This is a photograph of villagers on Ocracoke Island, N.C., salvaging lumber from the shattered hull of the schooner Nomis in the summer of 1935. At the time of her grounding, the Nomis was carrying 338,000 feet of lumber from Georgetown, S.C. to New York City. She came ashore just north of the current location of the island’s pony pens.
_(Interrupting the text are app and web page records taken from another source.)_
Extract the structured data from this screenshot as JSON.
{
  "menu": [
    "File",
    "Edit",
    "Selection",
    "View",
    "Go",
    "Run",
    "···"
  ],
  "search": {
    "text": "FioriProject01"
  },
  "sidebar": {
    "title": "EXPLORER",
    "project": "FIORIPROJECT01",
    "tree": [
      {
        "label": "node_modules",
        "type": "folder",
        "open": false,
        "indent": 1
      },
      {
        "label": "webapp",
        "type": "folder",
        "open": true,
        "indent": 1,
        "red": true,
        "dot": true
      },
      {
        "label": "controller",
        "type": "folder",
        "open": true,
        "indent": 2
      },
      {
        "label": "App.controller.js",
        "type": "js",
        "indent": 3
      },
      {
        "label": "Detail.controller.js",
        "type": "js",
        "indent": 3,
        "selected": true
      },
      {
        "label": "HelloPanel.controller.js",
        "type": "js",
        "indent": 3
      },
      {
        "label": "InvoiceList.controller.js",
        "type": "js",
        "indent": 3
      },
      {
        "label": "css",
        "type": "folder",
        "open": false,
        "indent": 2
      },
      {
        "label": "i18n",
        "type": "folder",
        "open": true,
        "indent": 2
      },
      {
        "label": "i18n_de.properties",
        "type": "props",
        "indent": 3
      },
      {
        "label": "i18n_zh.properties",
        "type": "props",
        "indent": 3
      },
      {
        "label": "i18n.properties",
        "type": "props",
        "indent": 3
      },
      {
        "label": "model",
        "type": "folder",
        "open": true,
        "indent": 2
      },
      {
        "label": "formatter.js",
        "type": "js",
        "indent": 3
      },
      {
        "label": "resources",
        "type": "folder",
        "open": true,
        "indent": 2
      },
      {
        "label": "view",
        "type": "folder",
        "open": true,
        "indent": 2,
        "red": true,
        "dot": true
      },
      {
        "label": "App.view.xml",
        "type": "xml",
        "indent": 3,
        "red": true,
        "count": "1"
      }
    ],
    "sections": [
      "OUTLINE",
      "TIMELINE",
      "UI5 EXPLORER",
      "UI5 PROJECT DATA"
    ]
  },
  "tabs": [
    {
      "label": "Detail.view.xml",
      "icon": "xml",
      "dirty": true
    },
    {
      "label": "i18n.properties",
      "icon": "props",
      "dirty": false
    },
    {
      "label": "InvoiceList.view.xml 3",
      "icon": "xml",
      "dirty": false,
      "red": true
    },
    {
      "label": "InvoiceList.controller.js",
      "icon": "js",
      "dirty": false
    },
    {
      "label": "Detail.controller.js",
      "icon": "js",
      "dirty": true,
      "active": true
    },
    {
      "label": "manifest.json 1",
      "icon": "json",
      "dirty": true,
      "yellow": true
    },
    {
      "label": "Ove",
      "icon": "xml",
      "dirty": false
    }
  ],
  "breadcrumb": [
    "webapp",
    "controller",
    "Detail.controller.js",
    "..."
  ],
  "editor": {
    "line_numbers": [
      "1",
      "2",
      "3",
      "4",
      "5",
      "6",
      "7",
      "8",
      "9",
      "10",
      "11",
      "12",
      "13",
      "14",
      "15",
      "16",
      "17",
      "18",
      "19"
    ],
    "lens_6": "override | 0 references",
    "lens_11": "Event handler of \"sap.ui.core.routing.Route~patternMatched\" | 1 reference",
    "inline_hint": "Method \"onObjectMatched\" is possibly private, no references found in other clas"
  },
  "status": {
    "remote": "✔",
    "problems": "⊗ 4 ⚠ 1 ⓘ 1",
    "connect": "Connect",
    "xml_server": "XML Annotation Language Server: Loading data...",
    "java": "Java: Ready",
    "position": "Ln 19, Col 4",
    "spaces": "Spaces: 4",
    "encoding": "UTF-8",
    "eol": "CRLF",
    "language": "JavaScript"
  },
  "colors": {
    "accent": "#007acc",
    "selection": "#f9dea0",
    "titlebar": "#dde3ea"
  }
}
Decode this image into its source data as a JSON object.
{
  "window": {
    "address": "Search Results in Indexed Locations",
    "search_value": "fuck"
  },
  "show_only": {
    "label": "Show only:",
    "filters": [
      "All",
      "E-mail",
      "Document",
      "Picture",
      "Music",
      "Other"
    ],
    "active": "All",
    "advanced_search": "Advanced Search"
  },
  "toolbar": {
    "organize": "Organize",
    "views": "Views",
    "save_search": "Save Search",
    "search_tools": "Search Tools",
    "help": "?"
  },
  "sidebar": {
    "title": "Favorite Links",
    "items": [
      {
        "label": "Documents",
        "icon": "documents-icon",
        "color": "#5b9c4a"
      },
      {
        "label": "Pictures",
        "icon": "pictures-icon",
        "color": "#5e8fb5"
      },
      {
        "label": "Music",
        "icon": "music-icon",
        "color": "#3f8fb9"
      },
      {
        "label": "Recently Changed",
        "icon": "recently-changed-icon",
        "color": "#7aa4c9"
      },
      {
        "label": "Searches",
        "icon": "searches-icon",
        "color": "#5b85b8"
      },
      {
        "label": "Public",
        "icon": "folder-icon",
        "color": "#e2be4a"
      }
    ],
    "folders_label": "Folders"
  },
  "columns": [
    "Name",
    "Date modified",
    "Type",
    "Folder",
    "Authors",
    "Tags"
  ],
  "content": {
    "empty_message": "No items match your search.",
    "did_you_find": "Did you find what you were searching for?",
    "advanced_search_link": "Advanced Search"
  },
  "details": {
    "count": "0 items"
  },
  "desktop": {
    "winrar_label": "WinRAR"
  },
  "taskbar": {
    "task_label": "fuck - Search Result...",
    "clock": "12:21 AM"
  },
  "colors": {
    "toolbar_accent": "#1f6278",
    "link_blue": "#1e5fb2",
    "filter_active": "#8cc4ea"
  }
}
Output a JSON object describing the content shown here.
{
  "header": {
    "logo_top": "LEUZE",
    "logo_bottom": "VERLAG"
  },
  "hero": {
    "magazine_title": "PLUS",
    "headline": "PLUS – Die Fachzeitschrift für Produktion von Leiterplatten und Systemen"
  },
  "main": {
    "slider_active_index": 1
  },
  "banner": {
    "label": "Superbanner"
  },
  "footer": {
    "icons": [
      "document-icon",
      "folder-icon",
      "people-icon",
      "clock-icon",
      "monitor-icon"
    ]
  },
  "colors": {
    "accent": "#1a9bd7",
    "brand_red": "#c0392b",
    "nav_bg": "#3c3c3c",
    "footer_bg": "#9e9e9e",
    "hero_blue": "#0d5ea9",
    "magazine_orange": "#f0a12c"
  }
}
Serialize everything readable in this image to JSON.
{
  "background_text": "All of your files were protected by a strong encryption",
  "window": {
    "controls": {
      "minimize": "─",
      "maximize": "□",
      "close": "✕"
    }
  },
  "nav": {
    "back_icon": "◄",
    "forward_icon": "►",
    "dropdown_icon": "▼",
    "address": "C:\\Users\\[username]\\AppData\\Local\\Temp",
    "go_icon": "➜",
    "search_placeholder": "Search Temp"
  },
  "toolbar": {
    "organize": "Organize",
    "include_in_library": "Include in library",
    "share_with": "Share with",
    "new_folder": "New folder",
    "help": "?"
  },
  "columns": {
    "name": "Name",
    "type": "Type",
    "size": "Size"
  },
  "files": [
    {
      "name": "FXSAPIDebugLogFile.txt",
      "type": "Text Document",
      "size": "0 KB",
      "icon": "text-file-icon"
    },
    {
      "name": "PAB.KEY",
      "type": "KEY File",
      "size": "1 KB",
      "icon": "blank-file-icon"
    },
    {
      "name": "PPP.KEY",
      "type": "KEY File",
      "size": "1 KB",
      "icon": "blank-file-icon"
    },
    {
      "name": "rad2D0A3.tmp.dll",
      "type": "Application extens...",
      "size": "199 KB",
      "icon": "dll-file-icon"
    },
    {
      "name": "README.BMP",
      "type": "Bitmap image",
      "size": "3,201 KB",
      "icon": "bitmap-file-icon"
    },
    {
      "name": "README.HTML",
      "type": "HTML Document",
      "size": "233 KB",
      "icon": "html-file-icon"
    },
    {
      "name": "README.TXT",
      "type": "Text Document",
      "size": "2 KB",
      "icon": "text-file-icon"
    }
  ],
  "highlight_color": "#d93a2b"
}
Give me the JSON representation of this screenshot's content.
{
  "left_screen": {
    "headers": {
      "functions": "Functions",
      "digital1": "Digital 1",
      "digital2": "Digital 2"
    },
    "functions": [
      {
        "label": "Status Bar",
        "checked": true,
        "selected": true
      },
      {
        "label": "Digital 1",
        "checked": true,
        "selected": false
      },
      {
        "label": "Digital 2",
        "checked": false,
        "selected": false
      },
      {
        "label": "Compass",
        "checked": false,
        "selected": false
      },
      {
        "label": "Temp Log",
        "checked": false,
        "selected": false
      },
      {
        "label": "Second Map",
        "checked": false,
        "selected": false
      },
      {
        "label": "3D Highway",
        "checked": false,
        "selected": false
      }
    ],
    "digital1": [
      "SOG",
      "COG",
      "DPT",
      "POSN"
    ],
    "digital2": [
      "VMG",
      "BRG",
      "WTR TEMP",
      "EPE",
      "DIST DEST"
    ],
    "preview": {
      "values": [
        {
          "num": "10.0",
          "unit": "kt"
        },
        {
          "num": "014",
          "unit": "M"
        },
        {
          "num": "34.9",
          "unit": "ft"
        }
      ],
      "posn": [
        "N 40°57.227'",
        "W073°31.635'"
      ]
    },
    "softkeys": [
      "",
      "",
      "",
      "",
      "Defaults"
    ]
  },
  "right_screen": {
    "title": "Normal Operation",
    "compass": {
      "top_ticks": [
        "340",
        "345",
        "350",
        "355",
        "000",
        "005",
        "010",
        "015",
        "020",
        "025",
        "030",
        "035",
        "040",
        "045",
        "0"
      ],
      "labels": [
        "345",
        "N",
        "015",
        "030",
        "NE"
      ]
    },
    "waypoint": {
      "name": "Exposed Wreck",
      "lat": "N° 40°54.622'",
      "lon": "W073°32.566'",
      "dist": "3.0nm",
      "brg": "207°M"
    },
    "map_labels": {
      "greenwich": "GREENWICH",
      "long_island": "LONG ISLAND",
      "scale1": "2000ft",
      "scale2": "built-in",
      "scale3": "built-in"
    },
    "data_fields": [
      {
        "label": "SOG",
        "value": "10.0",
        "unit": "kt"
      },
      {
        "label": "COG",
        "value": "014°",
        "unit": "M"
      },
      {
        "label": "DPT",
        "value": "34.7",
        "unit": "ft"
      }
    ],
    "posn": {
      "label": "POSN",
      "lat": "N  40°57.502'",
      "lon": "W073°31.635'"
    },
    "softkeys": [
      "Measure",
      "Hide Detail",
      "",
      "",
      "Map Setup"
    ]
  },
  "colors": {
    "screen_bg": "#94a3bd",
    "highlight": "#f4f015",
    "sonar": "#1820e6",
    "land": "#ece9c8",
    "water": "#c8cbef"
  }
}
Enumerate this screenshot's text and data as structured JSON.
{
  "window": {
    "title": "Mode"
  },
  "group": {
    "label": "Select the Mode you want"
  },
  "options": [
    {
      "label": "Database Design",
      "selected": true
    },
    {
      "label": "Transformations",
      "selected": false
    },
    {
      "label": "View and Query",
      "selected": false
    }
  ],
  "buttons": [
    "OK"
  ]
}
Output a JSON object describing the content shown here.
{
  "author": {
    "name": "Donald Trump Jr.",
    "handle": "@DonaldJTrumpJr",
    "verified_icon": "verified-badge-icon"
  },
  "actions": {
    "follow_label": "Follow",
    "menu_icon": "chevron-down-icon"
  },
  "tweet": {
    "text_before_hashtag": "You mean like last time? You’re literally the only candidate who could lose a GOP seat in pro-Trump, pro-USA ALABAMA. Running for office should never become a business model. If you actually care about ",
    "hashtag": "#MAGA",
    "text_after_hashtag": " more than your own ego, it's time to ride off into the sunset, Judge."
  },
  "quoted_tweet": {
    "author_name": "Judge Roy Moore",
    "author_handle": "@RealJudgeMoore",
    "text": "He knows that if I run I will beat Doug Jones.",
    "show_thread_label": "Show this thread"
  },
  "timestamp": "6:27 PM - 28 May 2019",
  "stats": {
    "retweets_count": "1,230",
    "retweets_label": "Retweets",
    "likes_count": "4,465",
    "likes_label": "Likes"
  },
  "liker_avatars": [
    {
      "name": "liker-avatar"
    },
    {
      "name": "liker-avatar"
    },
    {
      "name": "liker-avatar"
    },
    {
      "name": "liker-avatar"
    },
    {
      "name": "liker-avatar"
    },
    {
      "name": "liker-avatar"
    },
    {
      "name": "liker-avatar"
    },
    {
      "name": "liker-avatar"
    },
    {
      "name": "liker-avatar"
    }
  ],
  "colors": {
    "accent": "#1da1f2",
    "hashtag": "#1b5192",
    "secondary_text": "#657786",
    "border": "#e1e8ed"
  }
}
At the Denver Public Library's Western History Collection, I also found an even more surprising set of documents bearing on the history of the North Carolina coast— a collection of letters and maps from the 1930s that provide insight into the origins of some of our most beloved coastal wildlife refuges. I found them in a collection of papers that had belonged to John Clark Salyers, a U.S. Dept. of Agriculture biologist who is remembered as “the father of the national wildlife refuge system.”